[Records from a data source]
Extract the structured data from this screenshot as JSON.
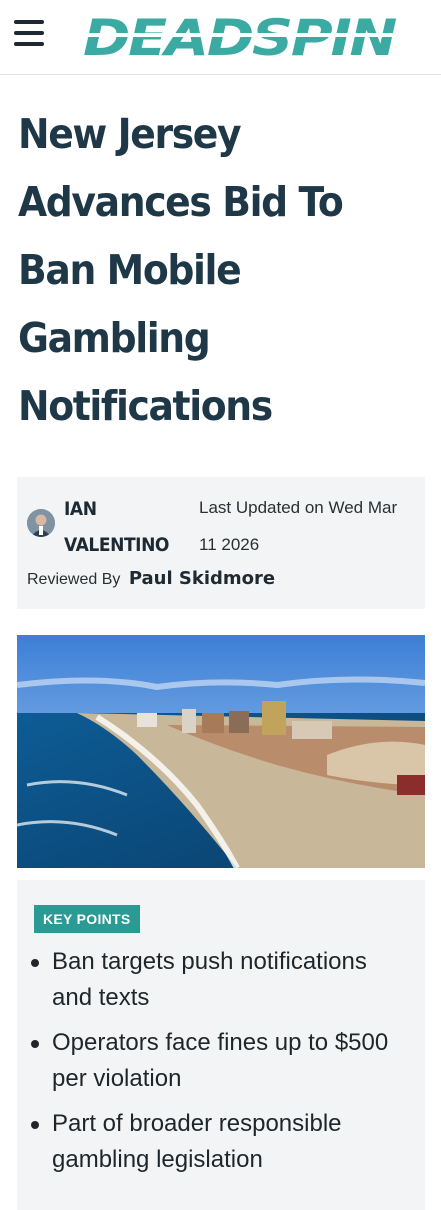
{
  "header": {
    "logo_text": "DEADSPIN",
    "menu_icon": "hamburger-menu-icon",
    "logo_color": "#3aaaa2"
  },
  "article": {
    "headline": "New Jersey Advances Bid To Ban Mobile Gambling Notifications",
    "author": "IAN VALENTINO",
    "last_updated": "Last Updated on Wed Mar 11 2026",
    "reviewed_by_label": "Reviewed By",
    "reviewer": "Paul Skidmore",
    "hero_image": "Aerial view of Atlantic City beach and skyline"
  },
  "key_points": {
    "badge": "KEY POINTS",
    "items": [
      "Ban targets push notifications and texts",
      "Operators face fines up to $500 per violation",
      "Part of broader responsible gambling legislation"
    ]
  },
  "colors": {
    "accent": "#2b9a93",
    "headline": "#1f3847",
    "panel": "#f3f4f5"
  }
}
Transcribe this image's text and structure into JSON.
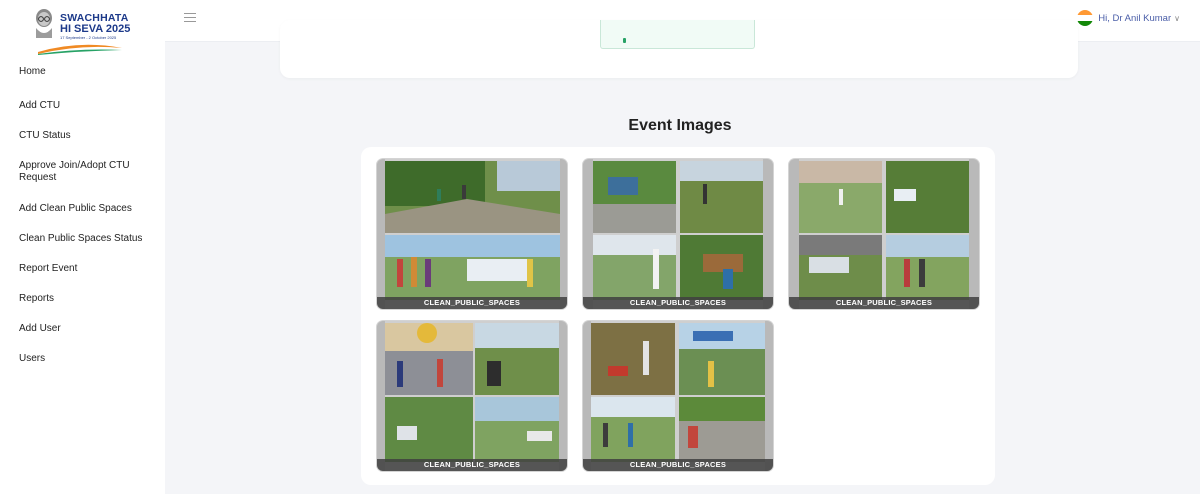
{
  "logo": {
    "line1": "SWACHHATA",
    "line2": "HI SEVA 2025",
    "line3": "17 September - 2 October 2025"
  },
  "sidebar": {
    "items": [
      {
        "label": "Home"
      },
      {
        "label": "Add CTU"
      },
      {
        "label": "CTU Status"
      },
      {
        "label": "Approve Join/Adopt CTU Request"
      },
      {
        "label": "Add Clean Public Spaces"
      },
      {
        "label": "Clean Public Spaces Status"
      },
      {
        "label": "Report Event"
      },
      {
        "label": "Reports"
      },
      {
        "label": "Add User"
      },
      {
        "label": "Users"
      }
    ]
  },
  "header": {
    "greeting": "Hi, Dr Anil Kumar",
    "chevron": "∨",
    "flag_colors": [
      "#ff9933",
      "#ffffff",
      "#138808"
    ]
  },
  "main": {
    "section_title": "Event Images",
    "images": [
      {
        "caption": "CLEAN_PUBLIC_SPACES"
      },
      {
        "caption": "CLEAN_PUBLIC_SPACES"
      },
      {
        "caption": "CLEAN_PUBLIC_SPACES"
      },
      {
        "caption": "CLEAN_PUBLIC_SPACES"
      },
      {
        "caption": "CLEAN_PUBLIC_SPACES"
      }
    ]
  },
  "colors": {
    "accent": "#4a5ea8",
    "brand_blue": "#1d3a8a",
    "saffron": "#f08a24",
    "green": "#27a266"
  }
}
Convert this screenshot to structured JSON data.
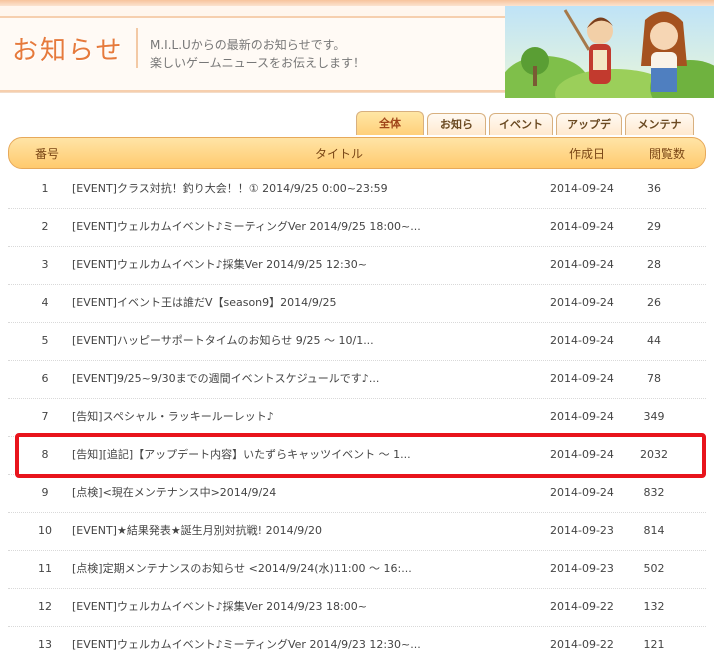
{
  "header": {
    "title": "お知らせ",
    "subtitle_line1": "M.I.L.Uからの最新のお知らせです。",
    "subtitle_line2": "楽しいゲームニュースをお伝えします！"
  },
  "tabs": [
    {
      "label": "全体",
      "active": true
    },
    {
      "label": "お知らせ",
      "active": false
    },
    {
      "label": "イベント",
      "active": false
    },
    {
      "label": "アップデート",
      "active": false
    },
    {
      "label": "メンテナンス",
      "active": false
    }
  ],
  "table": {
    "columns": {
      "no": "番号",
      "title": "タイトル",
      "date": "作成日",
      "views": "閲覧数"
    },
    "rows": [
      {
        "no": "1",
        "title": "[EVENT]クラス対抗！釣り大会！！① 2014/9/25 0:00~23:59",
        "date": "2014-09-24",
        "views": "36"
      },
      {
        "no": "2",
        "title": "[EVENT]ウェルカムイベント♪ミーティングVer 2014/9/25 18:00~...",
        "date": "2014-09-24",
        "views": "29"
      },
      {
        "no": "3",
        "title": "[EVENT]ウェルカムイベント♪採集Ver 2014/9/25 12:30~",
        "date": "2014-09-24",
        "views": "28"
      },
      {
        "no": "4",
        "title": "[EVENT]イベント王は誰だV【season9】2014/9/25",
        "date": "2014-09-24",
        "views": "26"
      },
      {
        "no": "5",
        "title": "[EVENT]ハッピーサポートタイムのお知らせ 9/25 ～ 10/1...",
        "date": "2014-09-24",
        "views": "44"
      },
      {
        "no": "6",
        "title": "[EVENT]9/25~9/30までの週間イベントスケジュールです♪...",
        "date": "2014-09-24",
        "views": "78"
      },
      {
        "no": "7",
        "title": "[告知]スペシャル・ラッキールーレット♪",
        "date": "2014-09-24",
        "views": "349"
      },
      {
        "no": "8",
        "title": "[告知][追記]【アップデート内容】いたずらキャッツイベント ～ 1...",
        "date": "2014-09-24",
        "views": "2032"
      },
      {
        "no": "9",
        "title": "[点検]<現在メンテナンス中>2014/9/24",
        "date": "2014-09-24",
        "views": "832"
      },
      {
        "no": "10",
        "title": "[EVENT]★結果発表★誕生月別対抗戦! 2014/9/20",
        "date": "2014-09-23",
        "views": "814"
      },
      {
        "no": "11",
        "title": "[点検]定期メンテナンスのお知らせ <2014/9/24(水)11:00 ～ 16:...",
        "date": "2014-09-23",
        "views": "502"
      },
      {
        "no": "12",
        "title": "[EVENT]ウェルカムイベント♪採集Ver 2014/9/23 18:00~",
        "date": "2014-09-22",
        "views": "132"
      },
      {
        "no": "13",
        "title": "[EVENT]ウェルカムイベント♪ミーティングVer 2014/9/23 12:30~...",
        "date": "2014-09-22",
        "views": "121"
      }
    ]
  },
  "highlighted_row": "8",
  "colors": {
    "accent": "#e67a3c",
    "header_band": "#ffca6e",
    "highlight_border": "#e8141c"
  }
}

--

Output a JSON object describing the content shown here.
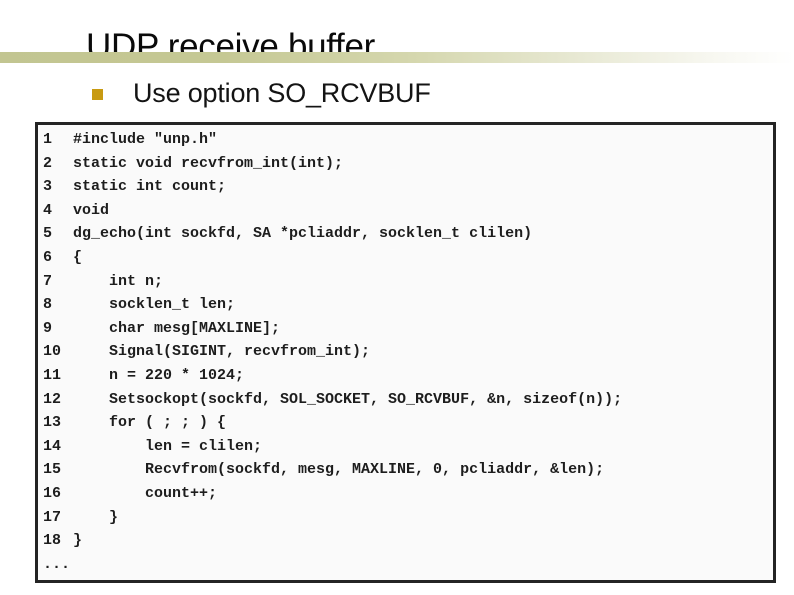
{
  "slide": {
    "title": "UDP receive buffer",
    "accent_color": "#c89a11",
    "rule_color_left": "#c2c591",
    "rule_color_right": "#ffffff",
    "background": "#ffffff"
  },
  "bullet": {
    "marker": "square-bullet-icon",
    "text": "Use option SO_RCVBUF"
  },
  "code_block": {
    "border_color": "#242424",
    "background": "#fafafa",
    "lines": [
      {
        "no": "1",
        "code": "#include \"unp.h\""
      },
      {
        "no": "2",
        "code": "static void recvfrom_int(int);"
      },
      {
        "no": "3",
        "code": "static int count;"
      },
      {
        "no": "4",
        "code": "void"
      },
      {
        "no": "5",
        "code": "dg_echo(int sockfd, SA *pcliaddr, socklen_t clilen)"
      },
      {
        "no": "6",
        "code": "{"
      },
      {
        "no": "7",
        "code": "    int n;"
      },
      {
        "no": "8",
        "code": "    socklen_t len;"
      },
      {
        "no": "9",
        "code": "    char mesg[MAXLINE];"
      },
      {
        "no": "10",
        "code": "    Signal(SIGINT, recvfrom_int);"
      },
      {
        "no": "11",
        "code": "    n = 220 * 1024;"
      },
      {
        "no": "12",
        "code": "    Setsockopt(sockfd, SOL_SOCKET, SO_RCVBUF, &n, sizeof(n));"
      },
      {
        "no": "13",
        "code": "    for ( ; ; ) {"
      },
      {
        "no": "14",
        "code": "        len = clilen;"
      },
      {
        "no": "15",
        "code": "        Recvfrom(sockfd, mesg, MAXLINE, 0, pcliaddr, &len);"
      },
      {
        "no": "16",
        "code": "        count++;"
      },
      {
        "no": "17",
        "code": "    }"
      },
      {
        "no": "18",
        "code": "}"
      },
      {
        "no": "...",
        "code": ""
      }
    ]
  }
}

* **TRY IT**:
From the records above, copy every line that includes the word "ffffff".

* **SOLUTION FOR THIS EXERCISE**:
      "#ffffff",
    "rule_color_right": "#ffffff",
    "background": "#ffffff"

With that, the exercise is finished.